Could you copy every entry exactly, dropping the pictures?

== Available data ==
----------------------------------------
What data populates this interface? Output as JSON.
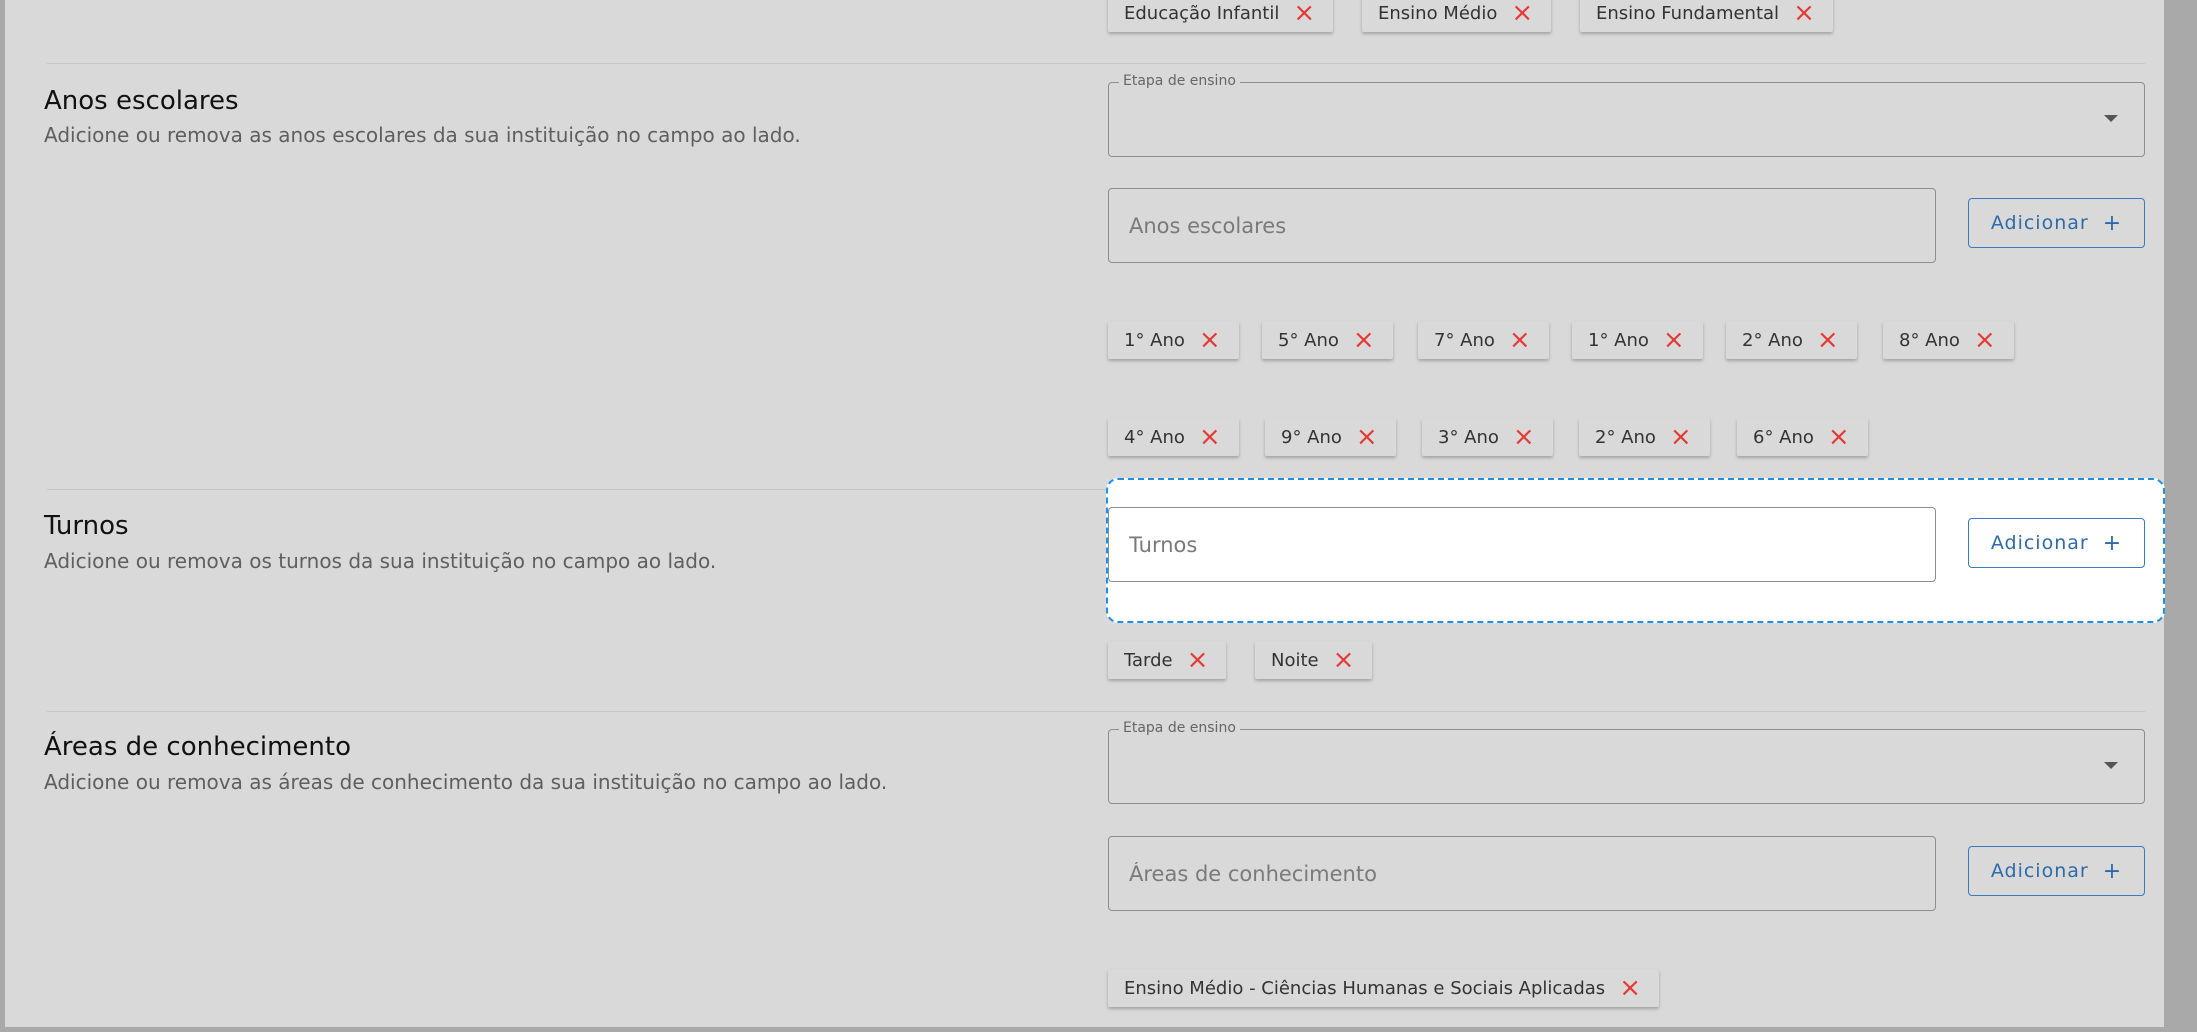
{
  "etapas_tags": [
    {
      "label": "Educação Infantil"
    },
    {
      "label": "Ensino Médio"
    },
    {
      "label": "Ensino Fundamental"
    }
  ],
  "anos": {
    "title": "Anos escolares",
    "description": "Adicione ou remova as anos escolares da sua instituição no campo ao lado.",
    "select_legend": "Etapa de ensino",
    "input_placeholder": "Anos escolares",
    "add_label": "Adicionar",
    "tags_row1": [
      {
        "label": "1° Ano"
      },
      {
        "label": "5° Ano"
      },
      {
        "label": "7° Ano"
      },
      {
        "label": "1° Ano"
      },
      {
        "label": "2° Ano"
      },
      {
        "label": "8° Ano"
      }
    ],
    "tags_row2": [
      {
        "label": "4° Ano"
      },
      {
        "label": "9° Ano"
      },
      {
        "label": "3° Ano"
      },
      {
        "label": "2° Ano"
      },
      {
        "label": "6° Ano"
      }
    ]
  },
  "turnos": {
    "title": "Turnos",
    "description": "Adicione ou remova os turnos da sua instituição no campo ao lado.",
    "input_placeholder": "Turnos",
    "add_label": "Adicionar",
    "tags": [
      {
        "label": "Tarde"
      },
      {
        "label": "Noite"
      }
    ]
  },
  "areas": {
    "title": "Áreas de conhecimento",
    "description": "Adicione ou remova as áreas de conhecimento da sua instituição no campo ao lado.",
    "select_legend": "Etapa de ensino",
    "input_placeholder": "Áreas de conhecimento",
    "add_label": "Adicionar",
    "tags": [
      {
        "label": "Ensino Médio - Ciências Humanas e Sociais Aplicadas"
      }
    ]
  },
  "icons": {
    "remove": "close-icon",
    "add": "plus-icon",
    "dropdown": "caret-down-icon"
  },
  "colors": {
    "remove_icon": "#e53935",
    "button_accent": "#2f6aa8",
    "focus_outline": "#1e8fe6"
  }
}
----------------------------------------
== Written response ==
What data populates this interface? Output as JSON.
{
  "etapas_tags": [
    {
      "label": "Educação Infantil"
    },
    {
      "label": "Ensino Médio"
    },
    {
      "label": "Ensino Fundamental"
    }
  ],
  "anos": {
    "title": "Anos escolares",
    "description": "Adicione ou remova as anos escolares da sua instituição no campo ao lado.",
    "select_legend": "Etapa de ensino",
    "input_placeholder": "Anos escolares",
    "add_label": "Adicionar",
    "tags_row1": [
      {
        "label": "1° Ano"
      },
      {
        "label": "5° Ano"
      },
      {
        "label": "7° Ano"
      },
      {
        "label": "1° Ano"
      },
      {
        "label": "2° Ano"
      },
      {
        "label": "8° Ano"
      }
    ],
    "tags_row2": [
      {
        "label": "4° Ano"
      },
      {
        "label": "9° Ano"
      },
      {
        "label": "3° Ano"
      },
      {
        "label": "2° Ano"
      },
      {
        "label": "6° Ano"
      }
    ]
  },
  "turnos": {
    "title": "Turnos",
    "description": "Adicione ou remova os turnos da sua instituição no campo ao lado.",
    "input_placeholder": "Turnos",
    "add_label": "Adicionar",
    "tags": [
      {
        "label": "Tarde"
      },
      {
        "label": "Noite"
      }
    ]
  },
  "areas": {
    "title": "Áreas de conhecimento",
    "description": "Adicione ou remova as áreas de conhecimento da sua instituição no campo ao lado.",
    "select_legend": "Etapa de ensino",
    "input_placeholder": "Áreas de conhecimento",
    "add_label": "Adicionar",
    "tags": [
      {
        "label": "Ensino Médio - Ciências Humanas e Sociais Aplicadas"
      }
    ]
  },
  "icons": {
    "remove": "close-icon",
    "add": "plus-icon",
    "dropdown": "caret-down-icon"
  },
  "colors": {
    "remove_icon": "#e53935",
    "button_accent": "#2f6aa8",
    "focus_outline": "#1e8fe6"
  }
}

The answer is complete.